Will Walt Make It To The 'Breaking Bad' Finale?

We all know that Breaking Bad comes to an end next week. And if you didn't, the penultimate episode's incessant hints that Walter White is on the brink of death should be enough to take you there. (There's lots of horrific coughing, be warned.)

Walt's nasty phone call to Skyler has been revealed as a ploy to get the Feds off her back (look, not all of us got that right away). Walt tells Saul early on, "As far as the police are concerned, Skyler was a blameless victim," but then again, with her public defender and regular meetings with agents looking to capture the now-MIA Walt (she tells them truthfully, "I understand that I am in terrible trouble… but the truth is that I can't give you what you want, I don't know where he is."), it sure didn't do much. Walt taking the blame in person might just be a little more helpful.

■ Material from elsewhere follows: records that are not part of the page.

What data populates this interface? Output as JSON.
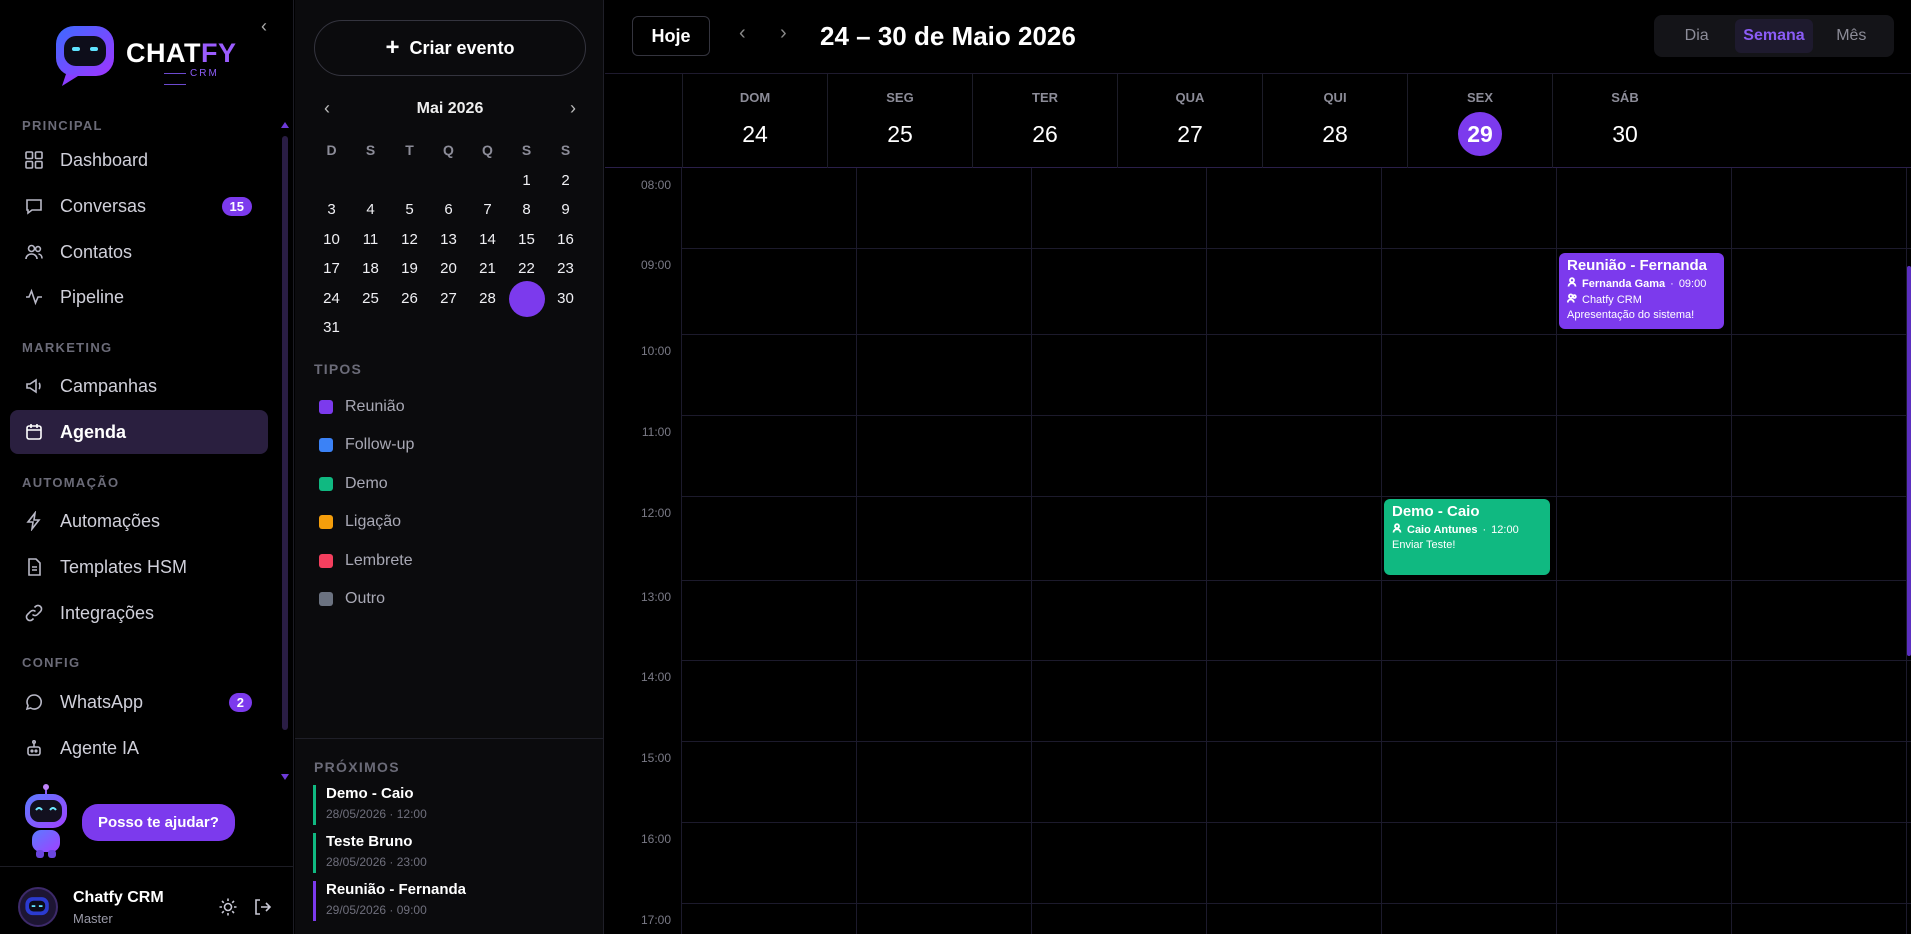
{
  "brand": {
    "name_main": "CHAT",
    "name_accent": "FY",
    "sub": "CRM"
  },
  "sidebar": {
    "collapse_icon": "chevron-left-icon",
    "sections": {
      "principal": "PRINCIPAL",
      "marketing": "MARKETING",
      "automacao": "AUTOMAÇÃO",
      "config": "CONFIG"
    },
    "items": [
      {
        "label": "Dashboard",
        "icon": "grid-icon"
      },
      {
        "label": "Conversas",
        "icon": "chat-icon",
        "badge": "15"
      },
      {
        "label": "Contatos",
        "icon": "users-icon"
      },
      {
        "label": "Pipeline",
        "icon": "activity-icon"
      },
      {
        "label": "Campanhas",
        "icon": "megaphone-icon"
      },
      {
        "label": "Agenda",
        "icon": "calendar-icon",
        "active": true
      },
      {
        "label": "Automações",
        "icon": "bolt-icon"
      },
      {
        "label": "Templates HSM",
        "icon": "file-icon"
      },
      {
        "label": "Integrações",
        "icon": "link-icon"
      },
      {
        "label": "WhatsApp",
        "icon": "whatsapp-icon",
        "badge": "2"
      },
      {
        "label": "Agente IA",
        "icon": "robot-icon"
      }
    ],
    "helper": "Posso te ajudar?",
    "profile": {
      "name": "Chatfy CRM",
      "role": "Master"
    }
  },
  "mini": {
    "create": "Criar evento",
    "month_title": "Mai 2026",
    "dow": [
      "D",
      "S",
      "T",
      "Q",
      "Q",
      "S",
      "S"
    ],
    "weeks": [
      [
        "",
        "",
        "",
        "",
        "",
        "1",
        "2"
      ],
      [
        "3",
        "4",
        "5",
        "6",
        "7",
        "8",
        "9"
      ],
      [
        "10",
        "11",
        "12",
        "13",
        "14",
        "15",
        "16"
      ],
      [
        "17",
        "18",
        "19",
        "20",
        "21",
        "22",
        "23"
      ],
      [
        "24",
        "25",
        "26",
        "27",
        "28",
        "",
        "30"
      ],
      [
        "31",
        "",
        "",
        "",
        "",
        "",
        ""
      ]
    ],
    "selected_day": "29",
    "tipos_title": "TIPOS",
    "tipos": [
      {
        "label": "Reunião",
        "color": "#7c3aed"
      },
      {
        "label": "Follow-up",
        "color": "#3b82f6"
      },
      {
        "label": "Demo",
        "color": "#10b981"
      },
      {
        "label": "Ligação",
        "color": "#f59e0b"
      },
      {
        "label": "Lembrete",
        "color": "#f43f5e"
      },
      {
        "label": "Outro",
        "color": "#6b7280"
      }
    ],
    "proximos_title": "PRÓXIMOS",
    "proximos": [
      {
        "name": "Demo - Caio",
        "date": "28/05/2026 · 12:00",
        "color": "#10b981"
      },
      {
        "name": "Teste Bruno",
        "date": "28/05/2026 · 23:00",
        "color": "#10b981"
      },
      {
        "name": "Reunião - Fernanda",
        "date": "29/05/2026 · 09:00",
        "color": "#7c3aed"
      }
    ]
  },
  "toolbar": {
    "today": "Hoje",
    "prev": "‹",
    "next": "›",
    "range": "24 – 30 de Maio 2026",
    "views": [
      "Dia",
      "Semana",
      "Mês"
    ],
    "active_view": "Semana"
  },
  "week": {
    "days": [
      {
        "dow": "DOM",
        "num": "24"
      },
      {
        "dow": "SEG",
        "num": "25"
      },
      {
        "dow": "TER",
        "num": "26"
      },
      {
        "dow": "QUA",
        "num": "27"
      },
      {
        "dow": "QUI",
        "num": "28"
      },
      {
        "dow": "SEX",
        "num": "29",
        "today": true
      },
      {
        "dow": "SÁB",
        "num": "30"
      }
    ],
    "hours": [
      "08:00",
      "09:00",
      "10:00",
      "11:00",
      "12:00",
      "13:00",
      "14:00",
      "15:00",
      "16:00",
      "17:00"
    ]
  },
  "events": [
    {
      "title": "Reunião - Fernanda",
      "contact": "Fernanda Gama",
      "time": "09:00",
      "org": "Chatfy CRM",
      "note": "Apresentação do sistema!",
      "color": "#7c3aed"
    },
    {
      "title": "Demo - Caio",
      "contact": "Caio Antunes",
      "time": "12:00",
      "note": "Enviar Teste!",
      "color": "#10b981"
    }
  ]
}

All the while, Walt is living in a snowy shack in New Hampshire with a month's worth of mostly canned food and a few steaks in the freezer. For $50,000, that's not exactly a bargain, but hey, when your former business partner is on Charlie Rose defending his dealings with you ages ago, you're kind of a big deal. (Though, reality check: When was the last time a hunt for any kind of drug-related case has gotten this much attention in real life media? The Wire does not count.)

And that disappearing act comes with strings too. No calls, no Internet, no visiting the nearby town. In fact, once Walt leaves his two acres of trees, he's on his own with no more pricey protection. Of course, this means he can't get revenge on Jack or continue to fail to protect his family. In a rush of hubris on his very first day, he trudges to the gate… and chickens out.

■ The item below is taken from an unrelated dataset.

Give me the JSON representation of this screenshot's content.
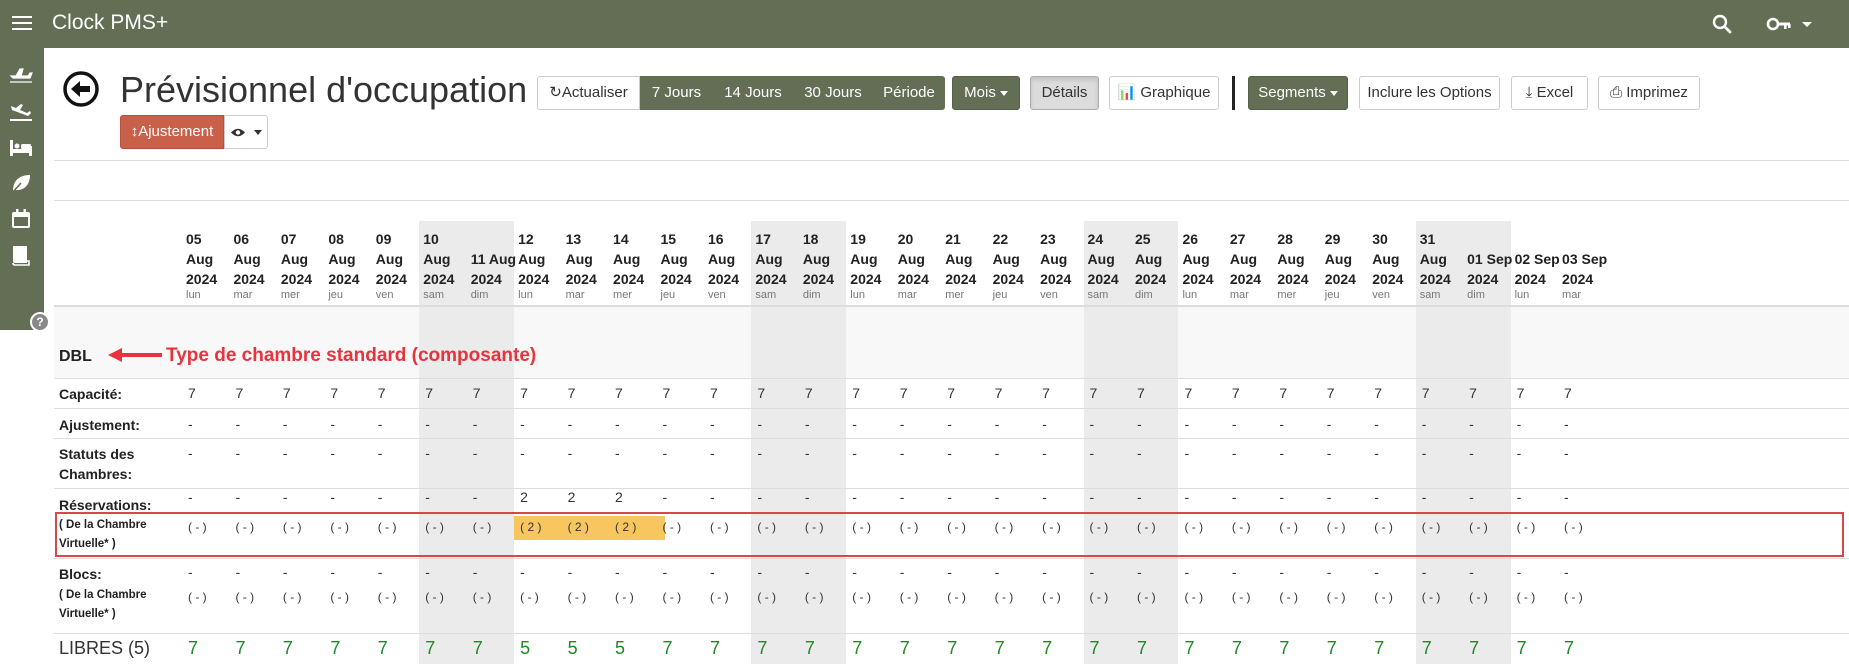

Walt stays in the hut for what seems like awhile (there's beard to prove it), and the next time we see him at the gate, it's as if he's about to make his dash back to humanity. Too bad he's receiving another monthly shipment of food and newspapers.

At the end of the visit, Walt begs the Disappearer/vacuum repair man (man man) to stay for another two hours — offering him $10,000 in exchange. They bargain and agree on one hour for $10,000, and it's clear just how desperate Walt is for human interaction, even if it's just cards. "One of these days when you come up here. I'll be dead. My money over there, what happens to it then? What if I asked you to give it to my family, would you do it?" Walt asks.

"If I said yes, would you believe me?" The Disappearer replies.

Of course, desperation leads to crazy things. Like going into town, hitting up the nearby dive bar, and calling your kid to tell him you plan to mail his friend a big box of money. Walt Jr. has been getting ballsier and better throughout the show (he should write a book for teens on overcoming adversity) and finally calls Walt on his crap, screaming into the phone — in the middle of school after being called out of class for a phone call, no less — "What you did to mom, you killed Hank… I don't want anything from you! Why don't you just die already? Just die."

While big boxes of money may sound like the best present Santa Claus could bring the common man, when your family is under investigation for being involved with a drug kingpin, getting deliveries of money might fall under the "suspicious" category. Walt tries to prove to his son that he's not a bad person; it's not like he intended for tons of people to die for his greed (all in the name of his family!). And then he dials up the DEA and asks to speak to the person in charge of the Walter White investigation. Who's calling, they ask? Walter White, of course. And he leaves the phone hanging.

The episode ends with the sheriff's department in small town New Hampshire (it's so remote they couldn't get some DEA SUVs up there?) surrounding the dive bar.

This would be a great teaching moment to tell kids: Hey, crime doesn't pay!

In the meantime, Walt isn't the only one who might get the ax. "We can't settle for sending messages," Lydia says to Todd about Skyler as she contemplates cutting off their business relationship due to the risk involved. "I'm not like you and your uncle. I can't handle this kind of risk. We'll have to take a break." (She's swayed back in when Todd tells her he's making pure blue meth again.)

And Jesse attempts to escape from his cage in the ground, but gets caught just as he's about to jump over the fence to freedom. His punishment? Andrea is lured out of her house and shot right in front of him. "Remember, there's still the kid," Jack reminds Jesse as he's hauled away to make more of the 96 percent pure meth he has been producing.

So, ready your drinking games, kiddies. And if you're doing one shot for every time someone is offed on the show (personal recommendation), prepare for a rough Monday morning next week.

Image: AMC